Data records
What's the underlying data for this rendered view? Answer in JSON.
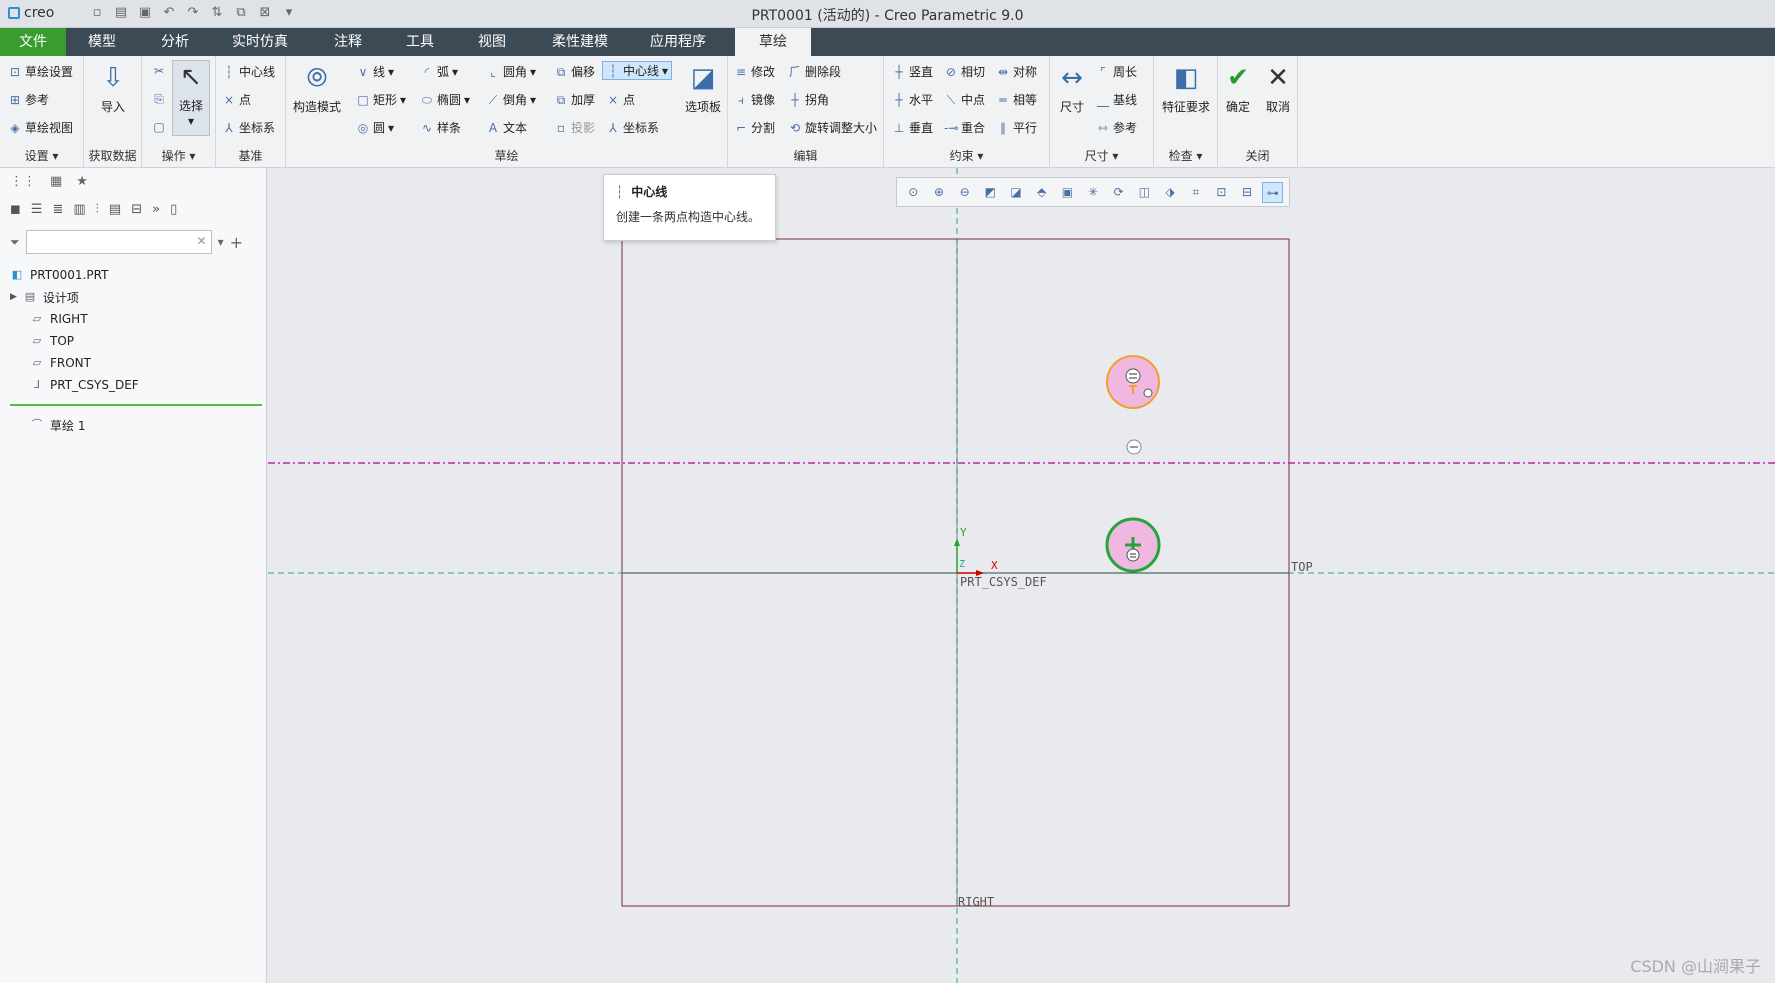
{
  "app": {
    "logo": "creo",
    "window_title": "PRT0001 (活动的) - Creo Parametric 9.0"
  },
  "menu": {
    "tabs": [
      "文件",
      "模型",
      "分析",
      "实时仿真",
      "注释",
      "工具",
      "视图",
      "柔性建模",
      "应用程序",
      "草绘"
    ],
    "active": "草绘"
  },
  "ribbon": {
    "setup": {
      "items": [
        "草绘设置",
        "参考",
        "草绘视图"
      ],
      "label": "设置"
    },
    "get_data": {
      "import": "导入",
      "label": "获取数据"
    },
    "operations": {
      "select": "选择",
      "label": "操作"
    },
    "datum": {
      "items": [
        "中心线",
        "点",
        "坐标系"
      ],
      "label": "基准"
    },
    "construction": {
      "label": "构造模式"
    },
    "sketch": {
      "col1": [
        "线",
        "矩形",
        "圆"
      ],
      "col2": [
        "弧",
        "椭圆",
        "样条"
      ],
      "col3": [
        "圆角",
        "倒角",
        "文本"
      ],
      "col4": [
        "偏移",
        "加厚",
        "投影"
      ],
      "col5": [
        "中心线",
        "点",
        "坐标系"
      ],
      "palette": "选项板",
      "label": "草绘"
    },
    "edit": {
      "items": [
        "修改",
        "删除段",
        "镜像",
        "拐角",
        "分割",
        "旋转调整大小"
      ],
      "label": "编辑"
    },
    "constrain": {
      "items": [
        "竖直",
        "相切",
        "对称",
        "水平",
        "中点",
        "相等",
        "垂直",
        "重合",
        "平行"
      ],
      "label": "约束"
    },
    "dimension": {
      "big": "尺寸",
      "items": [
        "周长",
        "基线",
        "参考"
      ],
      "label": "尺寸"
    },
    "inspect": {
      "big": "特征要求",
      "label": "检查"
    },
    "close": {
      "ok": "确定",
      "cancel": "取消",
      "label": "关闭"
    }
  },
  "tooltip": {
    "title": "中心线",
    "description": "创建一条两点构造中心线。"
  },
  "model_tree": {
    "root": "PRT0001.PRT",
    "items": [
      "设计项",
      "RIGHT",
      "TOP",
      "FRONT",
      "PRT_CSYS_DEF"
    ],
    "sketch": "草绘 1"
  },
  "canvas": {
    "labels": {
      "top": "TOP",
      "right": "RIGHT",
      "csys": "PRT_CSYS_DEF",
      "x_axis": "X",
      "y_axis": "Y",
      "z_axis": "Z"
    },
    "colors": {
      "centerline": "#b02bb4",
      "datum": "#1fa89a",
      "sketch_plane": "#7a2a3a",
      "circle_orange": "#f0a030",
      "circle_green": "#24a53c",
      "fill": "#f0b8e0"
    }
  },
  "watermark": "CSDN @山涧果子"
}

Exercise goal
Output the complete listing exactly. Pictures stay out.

Answer section
What's the underlying data for this rendered view? Answer in JSON.
{
  "app": {
    "logo": "creo",
    "window_title": "PRT0001 (活动的) - Creo Parametric 9.0"
  },
  "menu": {
    "tabs": [
      "文件",
      "模型",
      "分析",
      "实时仿真",
      "注释",
      "工具",
      "视图",
      "柔性建模",
      "应用程序",
      "草绘"
    ],
    "active": "草绘"
  },
  "ribbon": {
    "setup": {
      "items": [
        "草绘设置",
        "参考",
        "草绘视图"
      ],
      "label": "设置"
    },
    "get_data": {
      "import": "导入",
      "label": "获取数据"
    },
    "operations": {
      "select": "选择",
      "label": "操作"
    },
    "datum": {
      "items": [
        "中心线",
        "点",
        "坐标系"
      ],
      "label": "基准"
    },
    "construction": {
      "label": "构造模式"
    },
    "sketch": {
      "col1": [
        "线",
        "矩形",
        "圆"
      ],
      "col2": [
        "弧",
        "椭圆",
        "样条"
      ],
      "col3": [
        "圆角",
        "倒角",
        "文本"
      ],
      "col4": [
        "偏移",
        "加厚",
        "投影"
      ],
      "col5": [
        "中心线",
        "点",
        "坐标系"
      ],
      "palette": "选项板",
      "label": "草绘"
    },
    "edit": {
      "items": [
        "修改",
        "删除段",
        "镜像",
        "拐角",
        "分割",
        "旋转调整大小"
      ],
      "label": "编辑"
    },
    "constrain": {
      "items": [
        "竖直",
        "相切",
        "对称",
        "水平",
        "中点",
        "相等",
        "垂直",
        "重合",
        "平行"
      ],
      "label": "约束"
    },
    "dimension": {
      "big": "尺寸",
      "items": [
        "周长",
        "基线",
        "参考"
      ],
      "label": "尺寸"
    },
    "inspect": {
      "big": "特征要求",
      "label": "检查"
    },
    "close": {
      "ok": "确定",
      "cancel": "取消",
      "label": "关闭"
    }
  },
  "tooltip": {
    "title": "中心线",
    "description": "创建一条两点构造中心线。"
  },
  "model_tree": {
    "root": "PRT0001.PRT",
    "items": [
      "设计项",
      "RIGHT",
      "TOP",
      "FRONT",
      "PRT_CSYS_DEF"
    ],
    "sketch": "草绘 1"
  },
  "canvas": {
    "labels": {
      "top": "TOP",
      "right": "RIGHT",
      "csys": "PRT_CSYS_DEF",
      "x_axis": "X",
      "y_axis": "Y",
      "z_axis": "Z"
    },
    "colors": {
      "centerline": "#b02bb4",
      "datum": "#1fa89a",
      "sketch_plane": "#7a2a3a",
      "circle_orange": "#f0a030",
      "circle_green": "#24a53c",
      "fill": "#f0b8e0"
    }
  },
  "watermark": "CSDN @山涧果子"
}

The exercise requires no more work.